|Zhou, Erxun - South China Agricultural University|
|Lee, Seonghee - University Of Florida|
Submitted to: Phytopathology
Publication Type: Peer Reviewed Journal
Publication Acceptance Date: 4/7/2016
Publication Date: 6/13/2016
Publication URL: http://handle.nal.usda.gov/10113/62662
Citation: Jia, Y., Zhou, E., Lee, S., Bianco, T.A. 2016. Coevolutionary dynamics of rice blast resistance gene Pi-ta and Magnaporthe oryzae avirulence gene AVR-Pita 1. Phytopathology. 106(7):676-683. doi: org/10.1094/PHYTO-02-16-0057-RVW.
Interpretive Summary: Rice blast disease caused by the fungus Magnaporthe oryzae is one of the most damaging diseases of rice (Oryza sativa) in the US and worldwide. The use of major resistance genes in rice has been effective in preventing blast disease epidemics. However, the pathogen can overcome resistance by changing it’s avirulence gene that is essential for the plant’s resistance response. In this review, we demonstrate how genomic information has accelerated our understanding of genetic variation of the major blast resistance gene Pi-ta, its association with rice productivity, genetic variation of the corresponding avirulence gene AVR-Pita1 that triggers Pi-ta-mediated disease resistance, and the coevolution of Pi-ta and AVR-Pita1 in Oryza species and M. oryzae populations, respectively. We review the genetic and molecular bases of the Pi-ta and AVR-Pita interaction, and evaluate the potential to develop long lasting broad-spectrum resistance in elite rice cultivars with the aid of diagnostic DNA markers.

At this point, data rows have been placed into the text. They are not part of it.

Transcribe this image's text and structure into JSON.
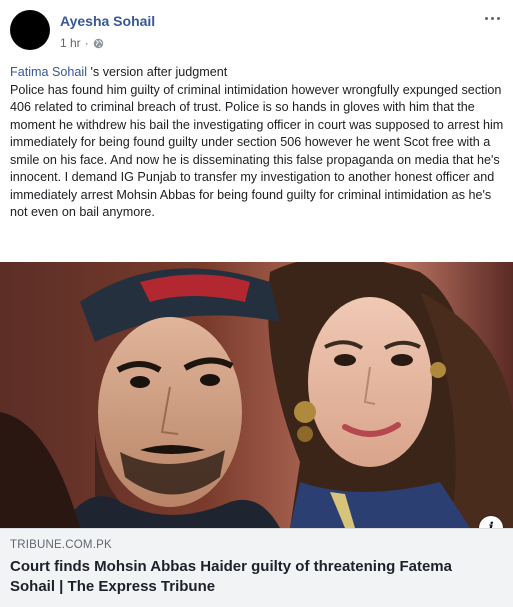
{
  "post": {
    "author": "Ayesha Sohail",
    "timestamp": "1 hr",
    "separator": "·",
    "privacy_icon": "globe-icon",
    "menu_icon": "more-options-icon",
    "mention": "Fatima Sohail",
    "text_after_mention": " 's version after judgment",
    "body": "Police has found him guilty of criminal intimidation however wrongfully expunged section 406 related to criminal breach of trust. Police is so hands in gloves with him that the moment he withdrew his bail the investigating officer in court was supposed to arrest him immediately for being found guilty under section 506 however he went Scot free with a smile on his face. And now he is disseminating this false propaganda on media that he's innocent. I demand IG Punjab to transfer my investigation to another honest officer and immediately arrest Mohsin Abbas for being found guilty for criminal intimidation as he's not even on bail anymore."
  },
  "link_preview": {
    "info_icon": "info-icon",
    "info_label": "i",
    "domain": "TRIBUNE.COM.PK",
    "headline": "Court finds Mohsin Abbas Haider guilty of threatening Fatema Sohail | The Express Tribune"
  },
  "colors": {
    "author": "#385898",
    "meta": "#616770",
    "card_bg": "#f2f3f5"
  }
}
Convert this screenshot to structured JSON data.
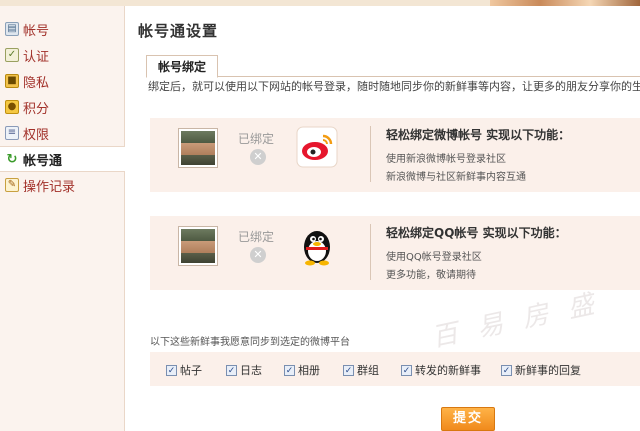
{
  "colors": {
    "accent": "#a2312a",
    "card_bg": "#fbf0ea",
    "sidebar_bg": "#fbf3ee",
    "submit": "#f08a1c"
  },
  "sidebar": {
    "items": [
      {
        "label": "帐号",
        "icon": "id-card-icon"
      },
      {
        "label": "认证",
        "icon": "certificate-icon"
      },
      {
        "label": "隐私",
        "icon": "lock-icon"
      },
      {
        "label": "积分",
        "icon": "coins-icon"
      },
      {
        "label": "权限",
        "icon": "document-icon"
      },
      {
        "label": "帐号通",
        "icon": "sync-icon",
        "active": true
      },
      {
        "label": "操作记录",
        "icon": "pencil-icon"
      }
    ]
  },
  "main": {
    "title": "帐号通设置",
    "tab": "帐号绑定",
    "description": "绑定后，就可以使用以下网站的帐号登录，随时随地同步你的新鲜事等内容，让更多的朋友分享你的生活！"
  },
  "bindings": {
    "weibo": {
      "status": "已绑定",
      "logo": "sina-weibo-logo",
      "title": "轻松绑定微博帐号 实现以下功能：",
      "features": [
        "使用新浪微博帐号登录社区",
        "新浪微博与社区新鲜事内容互通"
      ]
    },
    "qq": {
      "status": "已绑定",
      "logo": "qq-penguin-logo",
      "title": "轻松绑定QQ帐号 实现以下功能：",
      "features": [
        "使用QQ帐号登录社区",
        "更多功能，敬请期待"
      ]
    }
  },
  "sync": {
    "label": "以下这些新鲜事我愿意同步到选定的微博平台",
    "options": [
      {
        "label": "帖子",
        "checked": true
      },
      {
        "label": "日志",
        "checked": true
      },
      {
        "label": "相册",
        "checked": true
      },
      {
        "label": "群组",
        "checked": true
      },
      {
        "label": "转发的新鲜事",
        "checked": true
      },
      {
        "label": "新鲜事的回复",
        "checked": true
      }
    ]
  },
  "submit_label": "提交",
  "watermark_text": "百 易 房 盛"
}
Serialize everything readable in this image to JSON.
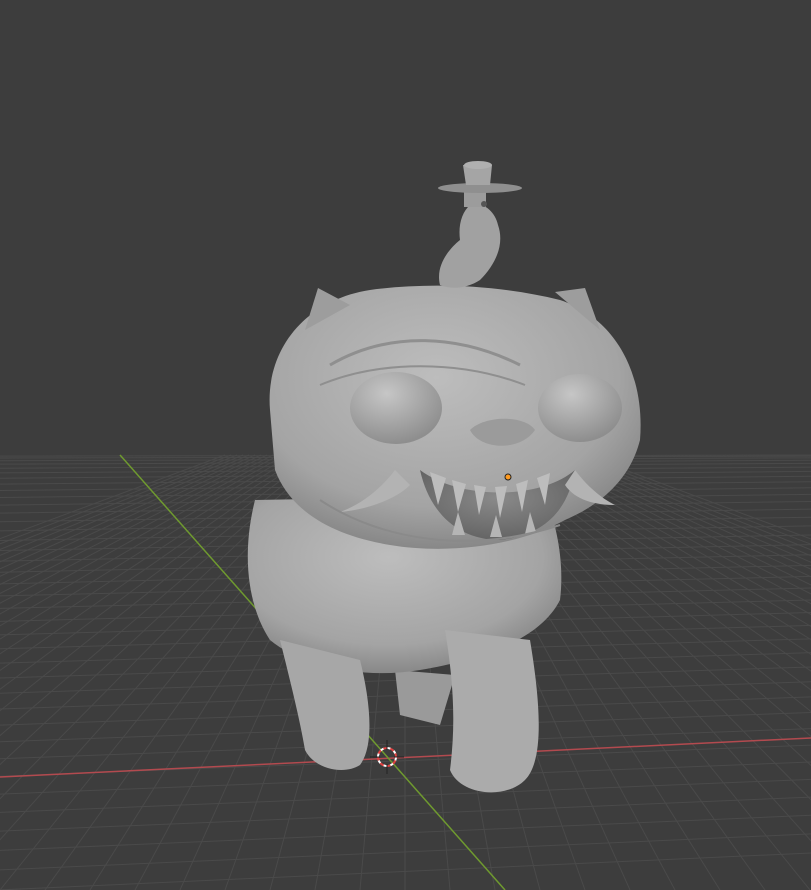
{
  "viewport": {
    "background_color": "#3d3d3d",
    "grid_color": "#4a4a4a",
    "x_axis_color": "#b34a4f",
    "y_axis_color": "#6f9a2f",
    "model_color": "#a9a9a9",
    "model_shadow_color": "#7e7e7e",
    "cursor_colors": [
      "#e04040",
      "#ffffff"
    ],
    "origin_marker_color": "#ff9b20"
  },
  "scene": {
    "object_description_icon": "sculpted-cat-monster-mesh",
    "cursor_icon": "3d-cursor-icon",
    "origin_icon": "object-origin-icon"
  }
}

Technical Abstract: The Pi-ta gene in rice is effective in preventing infections by Magnaporthe oryzae strains that contain the corresponding avirulence gene, AVR-Pita1. Genome sequencing and mapping studies demonstrated that AVR-Pita1 is highly unstable, and diverse haplotypes of AVR-Pita1 have been identified from isolates of M. oryzae from rice production areas in the US and worldwide. DNA sequencing, expression analysis, and QTL mapping of the Pi-ta locus reveal the complex of evolutionary mechanisms in Pi-ta mediated resistance. A single resistance Pi-ta haplotype was associated with a transposable element at the promoter region, suggesting that a transposon mechanism can play an important role in Pi-ta gene expression. Several Pi-ta transcripts were identified, most of which are probably derived from alternative splicing and exon skipping, which could produce functional resistance proteins that support a new concept of coevolution of Pi-ta and AVR-Pita1. User friendly DNA markers for Pi-ta have been developed to support marker assisted selection, and development of new rice varieties with the Pi-ta markers. Genome-wide association studies revealed a link between Pi-ta mediated resistance and yield components suggesting that rice has evolved a complicated defense mechanism against the blast fungus. Pyramiding of more than one major blast resistance gene in any single rice variety provides resistance to an overlapping spectra of pathotypes, and is recommended for effective crop protection.